	-webkit-border-radius: 6px;
	border-radius: 6px;
	list-style: none;
	font-family: Verdana, sans-serif;
	font-size: 11px;
	color: #565656;
}

.twitter-bottom {
	margin: 0;
	padding-top: 16px;
	background: url('/images/twitter-stem.png') no-repeat 22px 0;
}

.twitter-avatar {
	float: left;
	margin-right: 5px;
	padding: 1px;
	height: 34px;
}

.twitter-avatar img {
	margin-top: 2px;
	border: 4px solid #DDEEF6;
	width: 30px;
	height: 30px;
}

.twitter-meta {
	margin-top: 6px;
	font-size: 11px;
}

.intent-meta {
	float: right;
}

.intent-meta a:link, .intent-meta a:visited, .intent-meta a:active {
	color: #999999;
}

.intent-meta a:hover {
	text-decoration: none;
	color: #666666;
}

What you will probably want to change here are the colors. The background color of the widget (the light blue) can be found on line 6, and you will notice that I used the same color for the border around my avatar (line 32). The text color is on line 14, while the links colors are on lines 47 (regular link color) and 52 (mouseover link color).

The only thing that I ask is that should you choose to use a bubble stem like I did on mine, you host it on your own server. My stem image can be found at this URL, which you can download to use for yourself. And, of course, should you do so, you should change the URL on line 20. (If you decide not to use a stem, you can just delete that line.)

And that’s it! I know that seeing all this code can be intimating, but I promise that if you follow the instructions carefully, it isn’t that bad at all.

As always, please leave any questions you may have by commenting to this post, and I will try my best to answer them!

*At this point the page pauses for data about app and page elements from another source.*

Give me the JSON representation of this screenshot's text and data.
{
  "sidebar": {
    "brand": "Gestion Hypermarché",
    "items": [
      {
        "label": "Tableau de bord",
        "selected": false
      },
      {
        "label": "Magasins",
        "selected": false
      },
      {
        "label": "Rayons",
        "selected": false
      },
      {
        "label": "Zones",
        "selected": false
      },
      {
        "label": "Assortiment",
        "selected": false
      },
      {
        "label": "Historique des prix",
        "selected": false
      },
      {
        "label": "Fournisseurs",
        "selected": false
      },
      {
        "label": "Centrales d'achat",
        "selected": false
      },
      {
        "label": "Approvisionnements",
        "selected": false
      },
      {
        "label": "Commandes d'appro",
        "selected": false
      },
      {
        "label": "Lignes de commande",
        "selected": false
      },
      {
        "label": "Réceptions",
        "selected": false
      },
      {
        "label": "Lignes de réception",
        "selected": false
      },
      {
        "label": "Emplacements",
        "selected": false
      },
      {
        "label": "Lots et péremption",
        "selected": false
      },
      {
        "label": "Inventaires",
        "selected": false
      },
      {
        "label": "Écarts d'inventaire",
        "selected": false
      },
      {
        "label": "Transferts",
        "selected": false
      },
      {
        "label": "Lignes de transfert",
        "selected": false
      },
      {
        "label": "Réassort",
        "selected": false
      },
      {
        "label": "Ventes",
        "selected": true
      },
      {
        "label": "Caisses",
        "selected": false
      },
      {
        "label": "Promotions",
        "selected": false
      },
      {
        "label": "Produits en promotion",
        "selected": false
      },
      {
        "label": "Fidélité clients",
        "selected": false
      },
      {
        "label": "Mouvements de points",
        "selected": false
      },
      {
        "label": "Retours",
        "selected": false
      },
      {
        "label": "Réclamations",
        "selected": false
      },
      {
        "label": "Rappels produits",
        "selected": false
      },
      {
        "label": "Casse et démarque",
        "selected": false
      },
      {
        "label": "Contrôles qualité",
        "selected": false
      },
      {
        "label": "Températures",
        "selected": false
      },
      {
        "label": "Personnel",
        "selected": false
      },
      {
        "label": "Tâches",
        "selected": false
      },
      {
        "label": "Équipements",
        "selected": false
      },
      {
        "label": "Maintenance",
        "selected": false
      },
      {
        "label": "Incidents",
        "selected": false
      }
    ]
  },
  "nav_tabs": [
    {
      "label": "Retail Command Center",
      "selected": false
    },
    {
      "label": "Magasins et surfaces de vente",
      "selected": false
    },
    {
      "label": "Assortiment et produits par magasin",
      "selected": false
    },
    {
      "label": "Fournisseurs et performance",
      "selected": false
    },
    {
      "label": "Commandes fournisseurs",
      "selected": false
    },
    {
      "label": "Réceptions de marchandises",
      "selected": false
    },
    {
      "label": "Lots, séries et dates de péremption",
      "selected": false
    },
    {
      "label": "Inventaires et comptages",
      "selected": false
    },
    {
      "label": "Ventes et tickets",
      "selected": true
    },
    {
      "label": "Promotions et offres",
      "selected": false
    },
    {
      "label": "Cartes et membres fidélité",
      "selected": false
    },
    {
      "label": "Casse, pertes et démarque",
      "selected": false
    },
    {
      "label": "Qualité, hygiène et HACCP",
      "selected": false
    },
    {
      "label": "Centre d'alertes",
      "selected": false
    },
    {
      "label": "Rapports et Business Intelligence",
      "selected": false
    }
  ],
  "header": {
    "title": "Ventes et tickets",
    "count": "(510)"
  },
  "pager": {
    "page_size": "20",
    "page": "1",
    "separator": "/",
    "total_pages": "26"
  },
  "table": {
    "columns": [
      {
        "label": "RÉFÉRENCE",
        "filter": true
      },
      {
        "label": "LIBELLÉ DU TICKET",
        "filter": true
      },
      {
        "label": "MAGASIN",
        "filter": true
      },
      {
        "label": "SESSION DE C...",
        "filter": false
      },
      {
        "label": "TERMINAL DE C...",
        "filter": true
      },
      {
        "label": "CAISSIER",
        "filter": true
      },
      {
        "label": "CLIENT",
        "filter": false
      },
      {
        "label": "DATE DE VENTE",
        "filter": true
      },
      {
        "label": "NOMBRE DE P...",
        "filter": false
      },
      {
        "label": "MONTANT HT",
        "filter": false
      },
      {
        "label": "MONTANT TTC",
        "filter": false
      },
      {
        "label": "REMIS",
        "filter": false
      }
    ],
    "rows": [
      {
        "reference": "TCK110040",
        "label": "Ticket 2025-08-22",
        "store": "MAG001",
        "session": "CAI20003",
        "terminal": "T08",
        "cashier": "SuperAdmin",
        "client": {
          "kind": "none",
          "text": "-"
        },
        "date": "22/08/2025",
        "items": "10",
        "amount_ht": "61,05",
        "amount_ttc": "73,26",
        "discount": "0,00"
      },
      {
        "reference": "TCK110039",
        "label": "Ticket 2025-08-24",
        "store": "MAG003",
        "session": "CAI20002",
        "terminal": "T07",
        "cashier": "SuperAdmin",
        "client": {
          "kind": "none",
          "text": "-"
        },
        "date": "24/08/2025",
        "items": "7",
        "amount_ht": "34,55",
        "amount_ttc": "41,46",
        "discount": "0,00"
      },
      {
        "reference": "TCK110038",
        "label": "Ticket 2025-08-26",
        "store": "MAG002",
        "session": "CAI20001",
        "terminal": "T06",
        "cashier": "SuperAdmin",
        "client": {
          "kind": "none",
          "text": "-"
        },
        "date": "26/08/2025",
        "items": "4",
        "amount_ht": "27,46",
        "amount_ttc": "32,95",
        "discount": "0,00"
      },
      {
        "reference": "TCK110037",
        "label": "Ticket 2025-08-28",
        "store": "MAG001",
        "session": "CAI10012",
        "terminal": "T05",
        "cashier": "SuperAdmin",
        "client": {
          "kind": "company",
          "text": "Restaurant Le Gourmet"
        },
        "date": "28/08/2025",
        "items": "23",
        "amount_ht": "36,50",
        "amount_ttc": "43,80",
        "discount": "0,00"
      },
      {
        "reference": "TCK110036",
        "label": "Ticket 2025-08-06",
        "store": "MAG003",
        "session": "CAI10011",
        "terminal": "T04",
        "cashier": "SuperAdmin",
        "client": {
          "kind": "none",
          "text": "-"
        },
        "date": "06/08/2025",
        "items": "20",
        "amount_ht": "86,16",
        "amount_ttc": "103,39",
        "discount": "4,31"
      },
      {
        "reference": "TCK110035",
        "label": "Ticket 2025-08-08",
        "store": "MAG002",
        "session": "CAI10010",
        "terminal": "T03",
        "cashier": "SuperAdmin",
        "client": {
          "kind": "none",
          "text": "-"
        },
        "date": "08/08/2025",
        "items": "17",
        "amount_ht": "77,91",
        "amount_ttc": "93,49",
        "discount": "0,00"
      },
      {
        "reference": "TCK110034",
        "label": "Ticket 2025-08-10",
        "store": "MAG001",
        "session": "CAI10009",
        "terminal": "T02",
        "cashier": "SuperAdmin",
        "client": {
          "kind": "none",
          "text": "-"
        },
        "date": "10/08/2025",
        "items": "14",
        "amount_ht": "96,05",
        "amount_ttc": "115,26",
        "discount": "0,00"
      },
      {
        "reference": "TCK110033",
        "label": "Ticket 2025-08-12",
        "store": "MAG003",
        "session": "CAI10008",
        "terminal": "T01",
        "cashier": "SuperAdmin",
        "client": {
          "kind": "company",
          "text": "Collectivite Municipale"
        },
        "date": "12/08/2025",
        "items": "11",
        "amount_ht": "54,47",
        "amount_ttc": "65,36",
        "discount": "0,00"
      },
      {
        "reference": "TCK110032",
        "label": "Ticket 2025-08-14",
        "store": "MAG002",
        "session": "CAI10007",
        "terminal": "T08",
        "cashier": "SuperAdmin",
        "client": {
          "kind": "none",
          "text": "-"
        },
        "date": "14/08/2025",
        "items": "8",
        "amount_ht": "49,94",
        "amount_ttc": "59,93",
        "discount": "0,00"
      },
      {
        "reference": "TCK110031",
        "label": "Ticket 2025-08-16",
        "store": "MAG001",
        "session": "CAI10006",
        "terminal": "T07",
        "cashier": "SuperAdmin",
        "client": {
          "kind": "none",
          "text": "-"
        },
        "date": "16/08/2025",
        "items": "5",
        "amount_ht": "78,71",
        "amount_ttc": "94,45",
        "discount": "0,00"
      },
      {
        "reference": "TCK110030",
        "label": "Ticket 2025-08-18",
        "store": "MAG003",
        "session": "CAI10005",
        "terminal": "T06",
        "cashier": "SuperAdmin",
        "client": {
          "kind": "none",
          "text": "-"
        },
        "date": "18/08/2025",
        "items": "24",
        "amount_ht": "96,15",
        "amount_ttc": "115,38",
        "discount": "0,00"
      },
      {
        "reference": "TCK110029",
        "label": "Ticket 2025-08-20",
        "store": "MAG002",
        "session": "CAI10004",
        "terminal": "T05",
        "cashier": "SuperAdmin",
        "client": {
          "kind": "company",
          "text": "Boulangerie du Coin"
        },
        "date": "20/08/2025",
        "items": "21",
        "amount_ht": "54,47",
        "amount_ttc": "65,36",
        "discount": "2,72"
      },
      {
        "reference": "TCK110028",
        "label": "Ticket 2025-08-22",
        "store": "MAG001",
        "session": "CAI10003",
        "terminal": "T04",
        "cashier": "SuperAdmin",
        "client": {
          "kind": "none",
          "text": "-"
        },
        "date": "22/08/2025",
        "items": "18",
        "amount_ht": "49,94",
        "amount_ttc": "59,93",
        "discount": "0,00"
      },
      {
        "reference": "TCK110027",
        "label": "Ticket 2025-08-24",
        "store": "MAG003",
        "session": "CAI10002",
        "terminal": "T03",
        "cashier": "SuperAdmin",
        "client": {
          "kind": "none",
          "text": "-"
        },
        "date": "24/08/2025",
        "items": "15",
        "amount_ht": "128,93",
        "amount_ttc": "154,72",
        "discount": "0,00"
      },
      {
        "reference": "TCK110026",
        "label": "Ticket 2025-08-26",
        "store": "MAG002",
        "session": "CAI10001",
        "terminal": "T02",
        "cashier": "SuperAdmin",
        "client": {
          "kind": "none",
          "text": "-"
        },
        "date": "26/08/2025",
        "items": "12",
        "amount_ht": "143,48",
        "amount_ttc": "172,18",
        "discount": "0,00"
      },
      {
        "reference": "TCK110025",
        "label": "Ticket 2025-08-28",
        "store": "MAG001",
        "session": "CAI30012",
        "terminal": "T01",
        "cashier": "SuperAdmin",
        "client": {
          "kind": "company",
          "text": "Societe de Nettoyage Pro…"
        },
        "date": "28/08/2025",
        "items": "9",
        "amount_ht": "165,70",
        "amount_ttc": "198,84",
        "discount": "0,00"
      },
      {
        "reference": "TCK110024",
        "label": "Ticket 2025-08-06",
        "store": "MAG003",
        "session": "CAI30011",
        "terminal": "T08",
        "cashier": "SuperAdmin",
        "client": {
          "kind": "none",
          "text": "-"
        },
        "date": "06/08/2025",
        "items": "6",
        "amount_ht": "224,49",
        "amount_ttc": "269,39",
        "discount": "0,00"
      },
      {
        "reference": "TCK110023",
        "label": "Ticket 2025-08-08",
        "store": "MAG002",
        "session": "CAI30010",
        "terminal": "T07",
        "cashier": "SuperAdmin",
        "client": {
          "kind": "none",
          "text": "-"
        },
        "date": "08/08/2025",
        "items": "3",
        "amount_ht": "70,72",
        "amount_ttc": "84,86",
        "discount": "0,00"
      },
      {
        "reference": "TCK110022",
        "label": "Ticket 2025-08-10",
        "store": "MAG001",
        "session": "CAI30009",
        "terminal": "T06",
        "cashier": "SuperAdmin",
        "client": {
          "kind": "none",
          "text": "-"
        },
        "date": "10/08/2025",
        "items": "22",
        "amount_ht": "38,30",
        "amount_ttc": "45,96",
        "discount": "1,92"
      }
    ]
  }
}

ETA: Commenter Mochi and Macarons asked that I provide the exact code to be replaced rather than the line numbers. I have decided that it would be easier to provide the edited version of the wp-twitter-widget.php file which can be downloaded here in ZIP format.